In 2007, remittances from Salvadorans living abroad, mostly in the US, hit a record $3.7 billion and consituted 18% of the country's gross domestic product. But this stream of economic support may be weakening. Marcela Sanchez, in her column in the Washington Post described how the US economic slowdown has a ripple impact on El Salvador's economy:
While economists predict that a recession in the U.S. will have a major impact among its closest trading partners such as El Salvador, Latin Americans don't have to read macroeconomic indexes to feel the pinch. As manufacturing and construction slow in the U.S., and the amount of work dwindles, immigrant laborers are having a hard time making ends meet, let alone sending money back home....
In the past, remittances have traditionally increased in times of greatest need, such as in response to economic slumps or natural disasters. Remittances rose significantly after Mexico's 1995 financial crisis and following hurricanes in Central America. This time around, if countries such as El Salvador also enter an economic downturn, the possibility of a remittance surge to help soften the blow is remote.
The statistics kept by international monetary institutions are starting to show this slowdown. This week the InterAmerican Development Bank reported that growth of remittances to Latin America grew at a "sharply lower" pace in 2007 than in previous years. Remittances to El Salvador grew only 1.7% in January 2008 compared to the same period in 2007.

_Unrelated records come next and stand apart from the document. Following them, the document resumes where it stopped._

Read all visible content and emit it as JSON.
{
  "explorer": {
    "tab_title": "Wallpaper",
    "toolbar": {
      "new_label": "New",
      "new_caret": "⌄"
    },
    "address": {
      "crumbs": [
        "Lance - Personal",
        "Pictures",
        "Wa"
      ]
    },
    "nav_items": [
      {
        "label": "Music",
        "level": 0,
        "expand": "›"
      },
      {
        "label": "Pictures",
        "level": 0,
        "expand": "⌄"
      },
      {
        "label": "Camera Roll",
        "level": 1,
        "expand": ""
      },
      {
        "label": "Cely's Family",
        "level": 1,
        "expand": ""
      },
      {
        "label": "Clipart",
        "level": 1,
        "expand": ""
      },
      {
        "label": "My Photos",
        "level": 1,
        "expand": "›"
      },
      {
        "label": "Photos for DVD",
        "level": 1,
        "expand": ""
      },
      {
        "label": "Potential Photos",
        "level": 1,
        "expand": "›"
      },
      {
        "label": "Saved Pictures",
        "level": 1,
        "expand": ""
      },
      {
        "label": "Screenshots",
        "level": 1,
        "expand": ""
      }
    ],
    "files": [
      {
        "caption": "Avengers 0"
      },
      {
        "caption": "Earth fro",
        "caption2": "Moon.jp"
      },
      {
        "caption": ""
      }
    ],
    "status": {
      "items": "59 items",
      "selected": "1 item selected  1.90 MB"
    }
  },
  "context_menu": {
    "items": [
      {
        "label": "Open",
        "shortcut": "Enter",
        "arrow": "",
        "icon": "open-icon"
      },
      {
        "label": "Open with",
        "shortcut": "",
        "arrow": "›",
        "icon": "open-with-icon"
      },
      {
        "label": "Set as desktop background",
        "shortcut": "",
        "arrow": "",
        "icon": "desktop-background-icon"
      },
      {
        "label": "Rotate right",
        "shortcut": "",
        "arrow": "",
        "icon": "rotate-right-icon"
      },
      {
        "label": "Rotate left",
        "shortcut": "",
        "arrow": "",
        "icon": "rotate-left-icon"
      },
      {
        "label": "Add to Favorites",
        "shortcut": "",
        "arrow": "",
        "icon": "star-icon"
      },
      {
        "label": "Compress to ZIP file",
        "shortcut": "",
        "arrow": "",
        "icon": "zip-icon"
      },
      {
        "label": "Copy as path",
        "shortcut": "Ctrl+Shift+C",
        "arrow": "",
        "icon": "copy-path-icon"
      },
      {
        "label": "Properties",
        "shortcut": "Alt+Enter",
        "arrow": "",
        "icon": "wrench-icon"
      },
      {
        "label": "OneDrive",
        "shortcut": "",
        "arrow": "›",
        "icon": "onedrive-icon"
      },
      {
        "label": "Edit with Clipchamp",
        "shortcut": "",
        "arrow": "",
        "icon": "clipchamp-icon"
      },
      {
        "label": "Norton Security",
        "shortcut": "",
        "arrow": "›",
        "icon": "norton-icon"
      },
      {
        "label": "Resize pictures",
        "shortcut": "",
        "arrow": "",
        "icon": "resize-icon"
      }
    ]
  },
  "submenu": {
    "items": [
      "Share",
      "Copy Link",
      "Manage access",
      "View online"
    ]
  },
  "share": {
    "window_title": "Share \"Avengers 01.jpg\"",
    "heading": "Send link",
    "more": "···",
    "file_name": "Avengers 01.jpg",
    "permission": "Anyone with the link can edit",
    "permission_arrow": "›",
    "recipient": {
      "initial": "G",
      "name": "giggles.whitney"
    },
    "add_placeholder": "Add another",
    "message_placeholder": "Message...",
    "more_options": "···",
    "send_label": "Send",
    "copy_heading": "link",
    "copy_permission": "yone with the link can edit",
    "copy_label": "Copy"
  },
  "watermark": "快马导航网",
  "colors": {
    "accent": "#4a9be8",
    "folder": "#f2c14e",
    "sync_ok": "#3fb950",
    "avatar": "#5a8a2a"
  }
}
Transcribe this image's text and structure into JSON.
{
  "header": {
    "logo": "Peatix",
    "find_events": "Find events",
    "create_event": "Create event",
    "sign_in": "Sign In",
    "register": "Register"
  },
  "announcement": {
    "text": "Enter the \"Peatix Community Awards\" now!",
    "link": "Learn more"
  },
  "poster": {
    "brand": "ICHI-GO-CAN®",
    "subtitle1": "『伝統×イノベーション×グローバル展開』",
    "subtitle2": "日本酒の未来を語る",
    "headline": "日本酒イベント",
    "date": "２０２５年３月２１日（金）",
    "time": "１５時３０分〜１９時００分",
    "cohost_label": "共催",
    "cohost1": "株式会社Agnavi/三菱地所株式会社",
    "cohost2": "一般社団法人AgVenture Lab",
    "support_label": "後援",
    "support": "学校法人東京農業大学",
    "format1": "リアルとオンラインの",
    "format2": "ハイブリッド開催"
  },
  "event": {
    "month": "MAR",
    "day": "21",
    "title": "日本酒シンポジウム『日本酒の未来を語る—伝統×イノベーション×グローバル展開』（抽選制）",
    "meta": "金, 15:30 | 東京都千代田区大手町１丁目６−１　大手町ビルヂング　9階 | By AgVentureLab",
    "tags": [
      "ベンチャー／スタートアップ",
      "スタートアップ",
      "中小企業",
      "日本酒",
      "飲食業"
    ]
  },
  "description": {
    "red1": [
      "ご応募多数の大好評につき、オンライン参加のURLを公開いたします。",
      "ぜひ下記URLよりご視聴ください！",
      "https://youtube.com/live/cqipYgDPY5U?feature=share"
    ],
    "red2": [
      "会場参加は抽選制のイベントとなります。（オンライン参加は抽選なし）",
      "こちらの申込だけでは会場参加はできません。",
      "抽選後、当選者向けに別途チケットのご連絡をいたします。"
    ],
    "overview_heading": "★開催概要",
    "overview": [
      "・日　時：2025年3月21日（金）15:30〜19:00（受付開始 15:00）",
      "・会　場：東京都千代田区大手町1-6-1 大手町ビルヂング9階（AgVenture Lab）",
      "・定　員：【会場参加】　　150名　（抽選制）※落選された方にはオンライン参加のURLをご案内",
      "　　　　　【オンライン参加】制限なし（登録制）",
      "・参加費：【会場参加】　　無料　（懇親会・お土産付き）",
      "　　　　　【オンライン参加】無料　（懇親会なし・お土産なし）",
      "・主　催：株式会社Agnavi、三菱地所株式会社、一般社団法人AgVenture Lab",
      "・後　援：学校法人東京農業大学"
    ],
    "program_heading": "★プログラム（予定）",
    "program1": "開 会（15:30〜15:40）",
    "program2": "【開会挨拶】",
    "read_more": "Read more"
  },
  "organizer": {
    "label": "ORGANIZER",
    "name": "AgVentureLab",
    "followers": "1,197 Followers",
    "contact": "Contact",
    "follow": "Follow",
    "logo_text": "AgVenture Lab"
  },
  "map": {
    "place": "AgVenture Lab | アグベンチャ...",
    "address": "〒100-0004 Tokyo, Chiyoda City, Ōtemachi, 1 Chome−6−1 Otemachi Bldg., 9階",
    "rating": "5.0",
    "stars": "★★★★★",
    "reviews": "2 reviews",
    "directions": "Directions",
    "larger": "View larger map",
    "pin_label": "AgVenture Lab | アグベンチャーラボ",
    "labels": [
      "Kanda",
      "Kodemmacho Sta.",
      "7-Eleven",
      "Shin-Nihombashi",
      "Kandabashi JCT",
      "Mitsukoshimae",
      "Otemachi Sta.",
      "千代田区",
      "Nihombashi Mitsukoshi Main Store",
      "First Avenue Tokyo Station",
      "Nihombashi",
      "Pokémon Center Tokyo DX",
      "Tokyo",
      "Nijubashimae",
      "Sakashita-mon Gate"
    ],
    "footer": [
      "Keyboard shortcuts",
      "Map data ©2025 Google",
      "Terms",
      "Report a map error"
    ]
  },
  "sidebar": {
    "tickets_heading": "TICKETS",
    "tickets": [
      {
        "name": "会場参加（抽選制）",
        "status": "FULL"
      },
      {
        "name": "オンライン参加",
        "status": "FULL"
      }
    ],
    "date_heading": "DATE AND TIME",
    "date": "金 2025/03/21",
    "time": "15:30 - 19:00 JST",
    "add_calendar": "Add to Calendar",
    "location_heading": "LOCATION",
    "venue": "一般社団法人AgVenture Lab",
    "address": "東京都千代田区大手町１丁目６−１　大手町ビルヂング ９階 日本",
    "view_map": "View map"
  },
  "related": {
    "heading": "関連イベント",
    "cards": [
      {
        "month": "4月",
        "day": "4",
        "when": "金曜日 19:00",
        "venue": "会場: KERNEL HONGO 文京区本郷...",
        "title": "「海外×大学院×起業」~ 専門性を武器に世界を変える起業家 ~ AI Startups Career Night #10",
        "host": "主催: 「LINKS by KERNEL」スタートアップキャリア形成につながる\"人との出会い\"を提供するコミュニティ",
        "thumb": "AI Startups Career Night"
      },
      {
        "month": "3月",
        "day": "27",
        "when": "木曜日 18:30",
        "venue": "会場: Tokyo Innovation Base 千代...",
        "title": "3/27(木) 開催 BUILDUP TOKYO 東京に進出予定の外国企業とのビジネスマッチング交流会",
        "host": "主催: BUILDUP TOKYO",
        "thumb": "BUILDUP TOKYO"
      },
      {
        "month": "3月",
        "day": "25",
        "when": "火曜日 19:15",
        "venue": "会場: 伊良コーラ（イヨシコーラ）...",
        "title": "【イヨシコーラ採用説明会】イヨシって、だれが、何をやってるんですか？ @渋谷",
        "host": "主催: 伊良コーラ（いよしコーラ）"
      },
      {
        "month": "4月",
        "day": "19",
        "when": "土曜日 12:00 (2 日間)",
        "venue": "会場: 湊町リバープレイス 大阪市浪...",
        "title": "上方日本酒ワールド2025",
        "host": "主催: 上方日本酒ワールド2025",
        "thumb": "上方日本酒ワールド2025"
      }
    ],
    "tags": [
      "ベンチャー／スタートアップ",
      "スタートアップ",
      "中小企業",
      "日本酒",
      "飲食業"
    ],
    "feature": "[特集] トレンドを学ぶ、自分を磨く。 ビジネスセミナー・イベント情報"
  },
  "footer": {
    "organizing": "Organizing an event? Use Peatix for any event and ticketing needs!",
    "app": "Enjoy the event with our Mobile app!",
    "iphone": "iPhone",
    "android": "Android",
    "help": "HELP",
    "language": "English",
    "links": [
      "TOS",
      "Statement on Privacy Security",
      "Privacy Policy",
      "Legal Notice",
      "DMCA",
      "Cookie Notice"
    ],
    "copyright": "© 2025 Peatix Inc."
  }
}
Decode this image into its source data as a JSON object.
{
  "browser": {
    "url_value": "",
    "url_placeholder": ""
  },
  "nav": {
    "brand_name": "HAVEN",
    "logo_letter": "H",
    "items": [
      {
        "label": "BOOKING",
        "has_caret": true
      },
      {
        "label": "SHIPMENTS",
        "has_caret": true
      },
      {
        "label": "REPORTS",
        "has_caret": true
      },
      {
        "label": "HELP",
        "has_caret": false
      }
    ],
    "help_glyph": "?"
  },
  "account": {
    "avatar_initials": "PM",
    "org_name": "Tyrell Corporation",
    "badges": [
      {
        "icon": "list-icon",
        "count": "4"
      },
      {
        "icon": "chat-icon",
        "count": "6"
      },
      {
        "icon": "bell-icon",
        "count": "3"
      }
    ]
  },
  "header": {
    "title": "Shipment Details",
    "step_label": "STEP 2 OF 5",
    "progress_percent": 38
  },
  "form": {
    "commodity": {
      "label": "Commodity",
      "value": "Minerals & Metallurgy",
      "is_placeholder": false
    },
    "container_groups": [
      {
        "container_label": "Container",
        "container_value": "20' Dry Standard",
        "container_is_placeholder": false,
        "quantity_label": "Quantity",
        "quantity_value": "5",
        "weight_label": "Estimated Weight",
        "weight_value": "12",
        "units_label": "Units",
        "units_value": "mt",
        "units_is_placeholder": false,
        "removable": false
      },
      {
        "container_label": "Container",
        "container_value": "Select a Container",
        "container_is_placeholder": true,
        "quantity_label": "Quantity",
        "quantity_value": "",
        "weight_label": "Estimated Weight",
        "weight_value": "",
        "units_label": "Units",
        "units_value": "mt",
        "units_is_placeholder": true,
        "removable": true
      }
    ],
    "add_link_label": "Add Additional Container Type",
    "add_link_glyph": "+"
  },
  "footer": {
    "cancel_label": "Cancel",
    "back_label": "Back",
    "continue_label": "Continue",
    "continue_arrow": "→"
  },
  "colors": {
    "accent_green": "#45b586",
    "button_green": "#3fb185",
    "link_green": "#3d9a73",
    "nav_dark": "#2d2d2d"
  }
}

Meanwhile, those dollars being sent back to El Salvador purchase less and less as the value of the dollar continues to fall and inflation in the prices of basic foodstuffs hits hard at the pocketbooks of El Salvador's families. These economic trends show the necessity for El Salvador to create policies promoting sustainable types of development that reduce dependency on the flow of dollars from workers abroad.